Dataset rows for apps and sites

○ ○ ○ ○ ○

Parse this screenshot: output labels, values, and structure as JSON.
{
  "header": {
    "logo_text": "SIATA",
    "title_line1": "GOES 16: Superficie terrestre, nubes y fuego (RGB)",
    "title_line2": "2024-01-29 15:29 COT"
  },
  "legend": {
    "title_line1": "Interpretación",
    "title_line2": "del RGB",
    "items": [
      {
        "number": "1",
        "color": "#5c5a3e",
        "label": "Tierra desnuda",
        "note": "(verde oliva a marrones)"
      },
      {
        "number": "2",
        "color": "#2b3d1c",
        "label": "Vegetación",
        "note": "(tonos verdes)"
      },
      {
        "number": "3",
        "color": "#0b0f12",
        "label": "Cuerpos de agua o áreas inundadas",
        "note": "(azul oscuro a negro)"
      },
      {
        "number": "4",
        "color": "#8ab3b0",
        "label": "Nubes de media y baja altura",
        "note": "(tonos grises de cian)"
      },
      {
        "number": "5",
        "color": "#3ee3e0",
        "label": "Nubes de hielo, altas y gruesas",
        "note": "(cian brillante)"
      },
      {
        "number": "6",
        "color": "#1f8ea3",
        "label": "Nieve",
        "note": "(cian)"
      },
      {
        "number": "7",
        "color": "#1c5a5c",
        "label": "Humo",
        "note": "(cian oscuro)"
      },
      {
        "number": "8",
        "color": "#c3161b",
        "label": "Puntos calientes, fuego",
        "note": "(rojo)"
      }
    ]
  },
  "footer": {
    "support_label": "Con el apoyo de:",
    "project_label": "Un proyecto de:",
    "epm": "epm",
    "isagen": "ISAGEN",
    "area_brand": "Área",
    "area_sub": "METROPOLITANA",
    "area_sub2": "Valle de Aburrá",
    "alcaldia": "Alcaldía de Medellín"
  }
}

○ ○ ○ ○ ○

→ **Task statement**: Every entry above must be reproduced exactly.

→ **Result**:
Parse this screenshot: output labels, values, and structure as JSON.
{
  "header": {
    "logo_text": "SIATA",
    "title_line1": "GOES 16: Superficie terrestre, nubes y fuego (RGB)",
    "title_line2": "2024-01-29 15:29 COT"
  },
  "legend": {
    "title_line1": "Interpretación",
    "title_line2": "del RGB",
    "items": [
      {
        "number": "1",
        "color": "#5c5a3e",
        "label": "Tierra desnuda",
        "note": "(verde oliva a marrones)"
      },
      {
        "number": "2",
        "color": "#2b3d1c",
        "label": "Vegetación",
        "note": "(tonos verdes)"
      },
      {
        "number": "3",
        "color": "#0b0f12",
        "label": "Cuerpos de agua o áreas inundadas",
        "note": "(azul oscuro a negro)"
      },
      {
        "number": "4",
        "color": "#8ab3b0",
        "label": "Nubes de media y baja altura",
        "note": "(tonos grises de cian)"
      },
      {
        "number": "5",
        "color": "#3ee3e0",
        "label": "Nubes de hielo, altas y gruesas",
        "note": "(cian brillante)"
      },
      {
        "number": "6",
        "color": "#1f8ea3",
        "label": "Nieve",
        "note": "(cian)"
      },
      {
        "number": "7",
        "color": "#1c5a5c",
        "label": "Humo",
        "note": "(cian oscuro)"
      },
      {
        "number": "8",
        "color": "#c3161b",
        "label": "Puntos calientes, fuego",
        "note": "(rojo)"
      }
    ]
  },
  "footer": {
    "support_label": "Con el apoyo de:",
    "project_label": "Un proyecto de:",
    "epm": "epm",
    "isagen": "ISAGEN",
    "area_brand": "Área",
    "area_sub": "METROPOLITANA",
    "area_sub2": "Valle de Aburrá",
    "alcaldia": "Alcaldía de Medellín"
  }
}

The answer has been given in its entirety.